World heading for 1973-type energy shock: French minister
PARIS / WASHINGTON
The current energy crisis was “comparable in intensity, in brutality, to the oil shock of 1973,” Le Maire told a conference in Paris.
“In 1973, as you know, the response caused an inflationary shock, leading central banks to massively increase their rates, which killed off growth,” Le Maire added.
“This has a name: stagflation, and it’s precisely what we want to avoid in 2022.”
The first oil shock in the early 1970s was caused by the Yom Kippur war when Egyptian and Syrian forces launched an offensive against Israel.
Six Arab members of the OPEC oil cartel declared an embargo on exports to countries supporting Israel, notably the United States.
They quadrupled the oil price to $11.65 a barrel, provoking recessions in Western countries and steep inflation.
European wholesale gas and crude oil have rocketed to record, or near-record prices this week due to supply fears linked to Russia’s invasion of Ukraine.
The United States and Britain announced on March 8 they were cutting off Russian energy imports in response to the war, triggering another surge in prices.

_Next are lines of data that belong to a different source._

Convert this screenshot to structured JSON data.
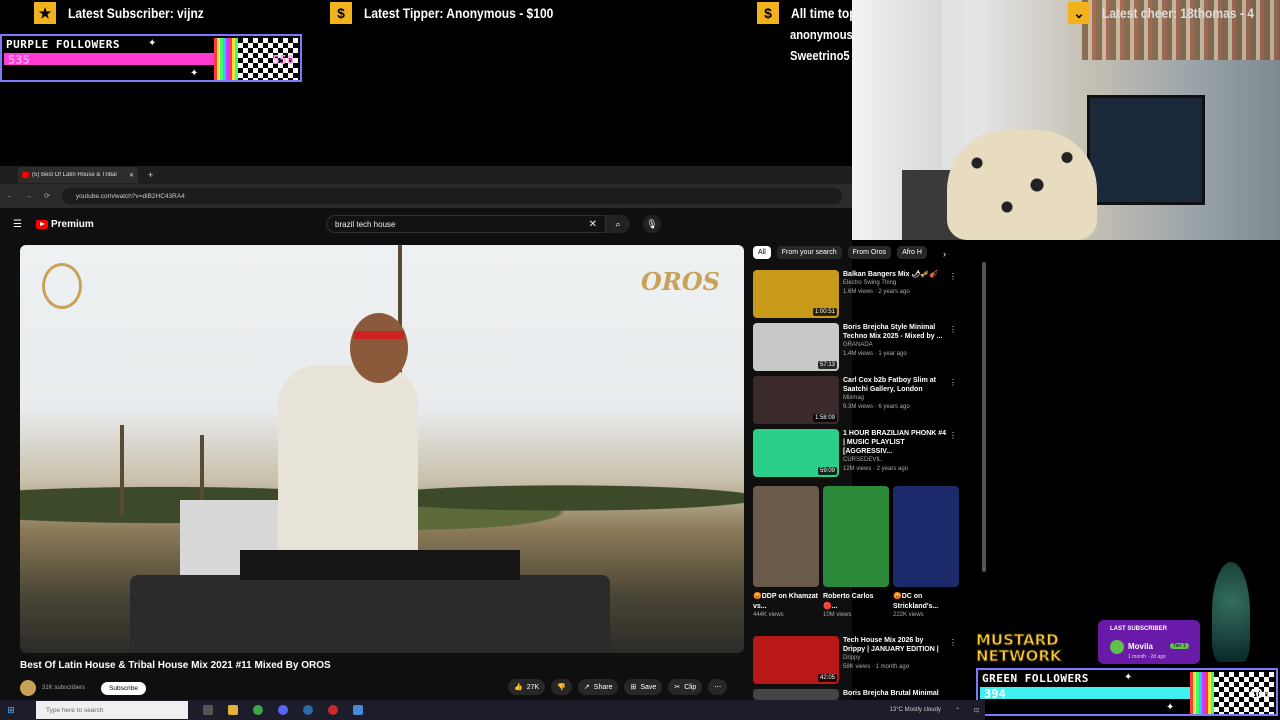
{
  "overlay": {
    "latest_subscriber": "Latest Subscriber: vijnz",
    "latest_tipper": "Latest Tipper: Anonymous - $100",
    "all_time_title": "All time top tip:",
    "all_time_list": [
      "anonymous - $100",
      "Sweetrino5 - $100"
    ],
    "latest_cheer": "Latest cheer: 18thomas - 4",
    "purple_goal": {
      "title": "PURPLE FOLLOWERS",
      "current": "535",
      "target": "550",
      "progress": 0.973
    },
    "green_goal": {
      "title": "GREEN FOLLOWERS",
      "current": "394",
      "target": "400",
      "progress": 0.985
    },
    "mustard_network": [
      "MUSTARD",
      "NETWORK"
    ],
    "last_subscriber": {
      "label": "LAST SUBSCRIBER",
      "name": "Movila",
      "tier": "Tier 1",
      "meta": "1 month · 2d ago"
    },
    "colors": {
      "purple_bar": "#ff3bd2",
      "green_bar": "#3ff0f0",
      "mustard": "#ffd23a"
    }
  },
  "browser": {
    "tab_title": "(5) Best Of Latin House & Tribal",
    "url": "youtube.com/watch?v=diB2HC43RA4"
  },
  "youtube": {
    "logo": "Premium",
    "search_query": "brazil tech house",
    "video_title": "Best Of Latin House & Tribal House Mix 2021 #11 Mixed By OROS",
    "channel_subs": "31K subscribers",
    "subscribe_label": "Subscribe",
    "video_brand": "OROS",
    "actions": {
      "likes": "27K",
      "share": "Share",
      "save": "Save",
      "clip": "Clip"
    },
    "chips": [
      "All",
      "From your search",
      "From Oros",
      "Afro H"
    ],
    "sidebar": [
      {
        "title": "Balkan Bangers Mix 🌶🎺🎻",
        "channel": "Electro Swing Thing",
        "meta": "1.6M views · 2 years ago",
        "duration": "1:00:51",
        "color": "#c89a1a"
      },
      {
        "title": "Boris Brejcha Style Minimal Techno Mix 2025 - Mixed by ...",
        "channel": "GRANADA",
        "meta": "1.4M views · 1 year ago",
        "duration": "57:13",
        "color": "#c8c8c8"
      },
      {
        "title": "Carl Cox b2b Fatboy Slim at Saatchi Gallery, London",
        "channel": "Mixmag",
        "meta": "9.3M views · 6 years ago",
        "duration": "1:58:09",
        "color": "#3a2a2a"
      },
      {
        "title": "1 HOUR BRAZILIAN PHONK #4 | MUSIC PLAYLIST [AGGRESSIV...",
        "channel": "CURSEDEVIL",
        "meta": "12M views · 2 years ago",
        "duration": "59:09",
        "color": "#2ad08a"
      },
      {
        "title": "Tech House Mix 2026 by Drippy | JANUARY EDITION |",
        "channel": "Drippy",
        "meta": "58K views · 1 month ago",
        "duration": "42:05",
        "color": "#b81818"
      },
      {
        "title": "Boris Brejcha Brutal Minimal",
        "channel": "",
        "meta": "",
        "duration": "",
        "color": "#444"
      }
    ],
    "shorts": [
      {
        "title": "😡DDP on Khamzat vs...",
        "views": "444K views",
        "color": "#6a5a4a"
      },
      {
        "title": "Roberto Carlos 🔴...",
        "views": "10M views",
        "color": "#2a8a3a"
      },
      {
        "title": "😡DC on Strickland's...",
        "views": "222K views",
        "color": "#1a2a6a"
      }
    ]
  },
  "taskbar": {
    "search_placeholder": "Type here to search",
    "weather": "13°C  Mostly cloudy"
  }
}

The price of Brent crude, the international benchmark, was up at $130.40 per barrel yesterday. It advanced $4.77 the previous session to $127.98.
Benchmark U.S. crude rose $1.86 to $125.56 per barrel in electronic trading on the New York Mercantile Exchange. The contract jumped $4.30 on March 8 to $123.70.
Oil prices rallied big time last year, surging to $70 per barrel after briefly sinking into negative territory in 2020.
U.S. President Joe Biden announced the United States would block imports of Russian crude to punish Putin for attacking Ukraine. Biden said he acted in consultation with European allies but acknowledged they are more dependent on Russian oil and gas and might not be able to make similar moves immediately.
Biden said he hopes to limit the pain for Americans but acknowledged the ban will push up gasoline prices. “Defending freedom is going to cost us as well,” he said.
Commodities markets have been roiled because Russia is the second-biggest oil exporter and the third-biggest supplier of nickel, which is used in electric car batteries, stainless steel and other products. Russia and Ukraine also are among the biggest global sellers of wheat.
Nickel prices doubled on March 8 to more than $100,000 per metric ton, prompting the London Metal Exchange to suspend trading. The exchange said it did not expect to resume trading before March 11 and was considering imposing limits on price fluctuations when it does.
A major Chinese producer of nickel and stainless steel, Tsingshan Group, faces potential losses of billions of dollars on futures contracts, The Asian Wall Street Journal and Bloomberg News reported.
Major brands have continued to pull out of Russia, with fast food giant McDonald’s, beverage corporations Coca-Cola and PepsiCo, coffee chain Starbucks, energy behemoth General Electric, Universal Music Group and brewer Heineken among the latest to join the international chorus of outrage.
Adidas has said it would temporarily shutter its stores in Russia as well as closing its e-commerce business, following rivals like Nike and Puma. The sportswear maker had already announced it was suspending its contract with the Russian Football Union.
Meanwhile, the Central Bank of the Russian Federation sharply tightened currency restrictions in ways not seen since Soviet times. It ordered the country’s commercial banks to cap the amount clients can withdraw from their hard currency deposits at $10,000 in U.S. dollars. Any withdrawals above that amount would be converted to rubles at the current exchange rates.